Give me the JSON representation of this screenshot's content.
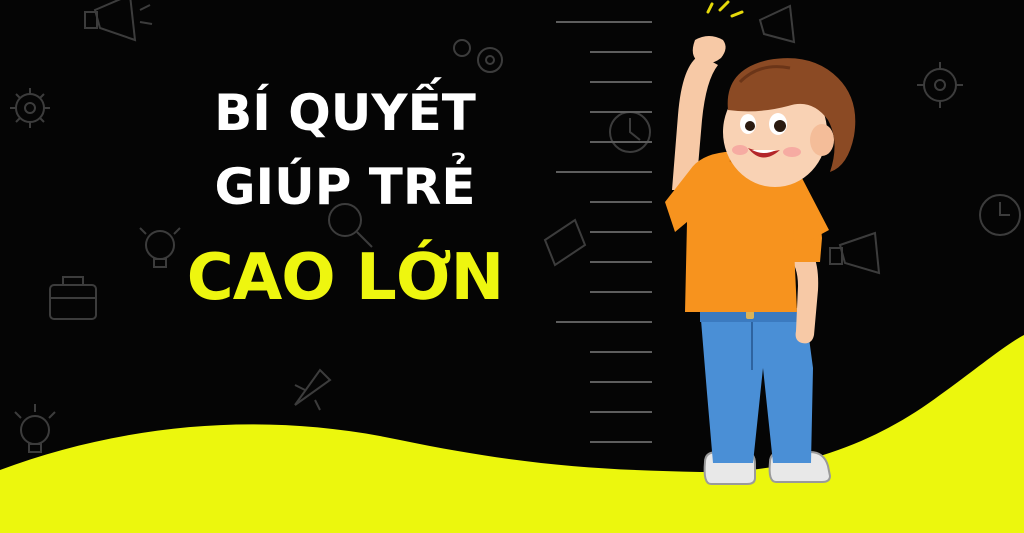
{
  "banner": {
    "headline": {
      "line1": "BÍ QUYẾT",
      "line2": "GIÚP TRẺ",
      "line3": "CAO LỚN"
    }
  },
  "colors": {
    "background": "#050505",
    "headline_white": "#ffffff",
    "headline_yellow": "#eef60f",
    "wave_yellow": "#ecf70d",
    "ruler_ticks": "#5a5a5a",
    "shirt": "#f7931e",
    "jeans": "#4a8fd6",
    "hair": "#8b4a24"
  },
  "illustration": {
    "subject": "boy-measuring-height-icon",
    "background_pattern": "doodle-icons"
  }
}
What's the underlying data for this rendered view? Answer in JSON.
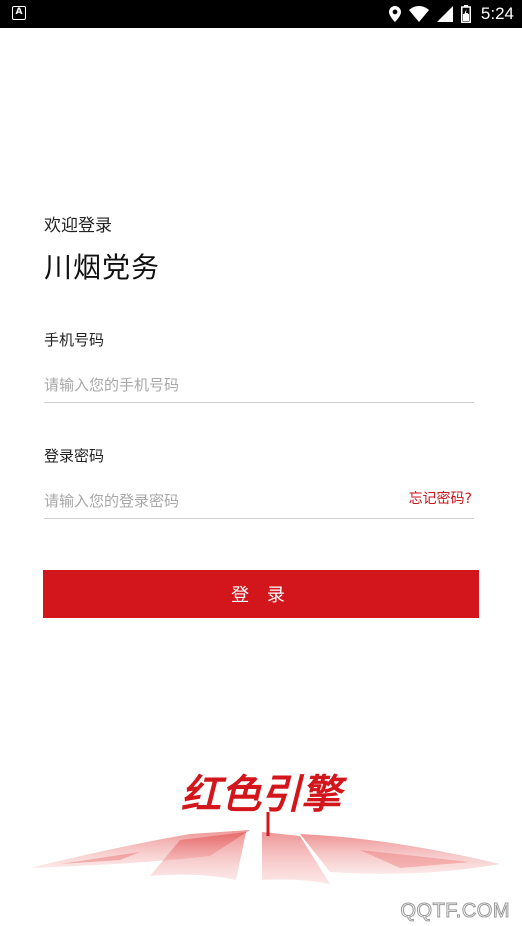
{
  "status_bar": {
    "time": "5:24",
    "icons": [
      "notification-a-icon",
      "location-icon",
      "wifi-icon",
      "signal-icon",
      "battery-icon"
    ]
  },
  "header": {
    "welcome": "欢迎登录",
    "title": "川烟党务"
  },
  "form": {
    "phone": {
      "label": "手机号码",
      "placeholder": "请输入您的手机号码",
      "value": ""
    },
    "password": {
      "label": "登录密码",
      "placeholder": "请输入您的登录密码",
      "value": ""
    },
    "forgot_password": "忘记密码?",
    "login_button": "登 录"
  },
  "logo": {
    "text": "红色引擎"
  },
  "watermark": "QQTF.COM",
  "colors": {
    "accent": "#d2161c",
    "status_bar": "#000000",
    "background": "#ffffff"
  }
}
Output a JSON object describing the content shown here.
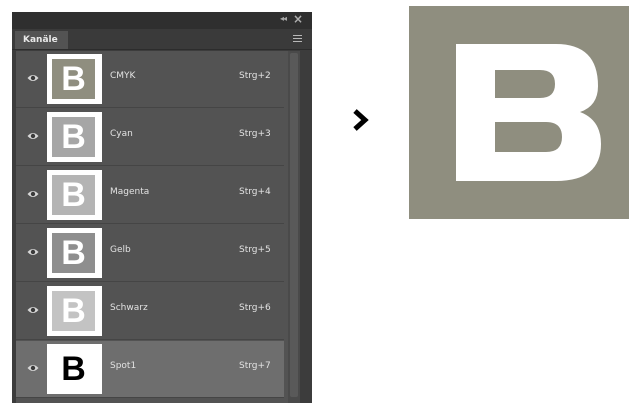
{
  "panel": {
    "tab_label": "Kanäle",
    "collapse_glyph": "◂◂",
    "close_glyph": "×",
    "channels": [
      {
        "name": "CMYK",
        "shortcut": "Strg+2",
        "thumb_bg": "#8f8e7f",
        "thumb_fg": "#ffffff",
        "selected": false
      },
      {
        "name": "Cyan",
        "shortcut": "Strg+3",
        "thumb_bg": "#a6a6a6",
        "thumb_fg": "#ffffff",
        "selected": false
      },
      {
        "name": "Magenta",
        "shortcut": "Strg+4",
        "thumb_bg": "#b4b4b4",
        "thumb_fg": "#ffffff",
        "selected": false
      },
      {
        "name": "Gelb",
        "shortcut": "Strg+5",
        "thumb_bg": "#8e8e8e",
        "thumb_fg": "#ffffff",
        "selected": false
      },
      {
        "name": "Schwarz",
        "shortcut": "Strg+6",
        "thumb_bg": "#c3c3c3",
        "thumb_fg": "#ffffff",
        "selected": false
      },
      {
        "name": "Spot1",
        "shortcut": "Strg+7",
        "thumb_bg": "#ffffff",
        "thumb_fg": "#000000",
        "selected": true
      }
    ],
    "thumb_glyph": "B"
  },
  "icons": {
    "eye": "eye-icon",
    "menu": "panel-menu-icon",
    "arrow": "chevron-right-icon",
    "collapse": "collapse-icon",
    "close": "close-icon"
  },
  "colors": {
    "panel_bg": "#535353",
    "selected_row": "#6e6e6e",
    "result_bg": "#8f8e7f",
    "result_letter": "#ffffff"
  }
}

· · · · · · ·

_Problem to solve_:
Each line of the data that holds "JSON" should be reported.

_Answer to the exercise_:
Give me the JSON representation of this screenshot's content.
What's the underlying data for this rendered view? Answer in JSON.
Output a JSON object describing the content shown here.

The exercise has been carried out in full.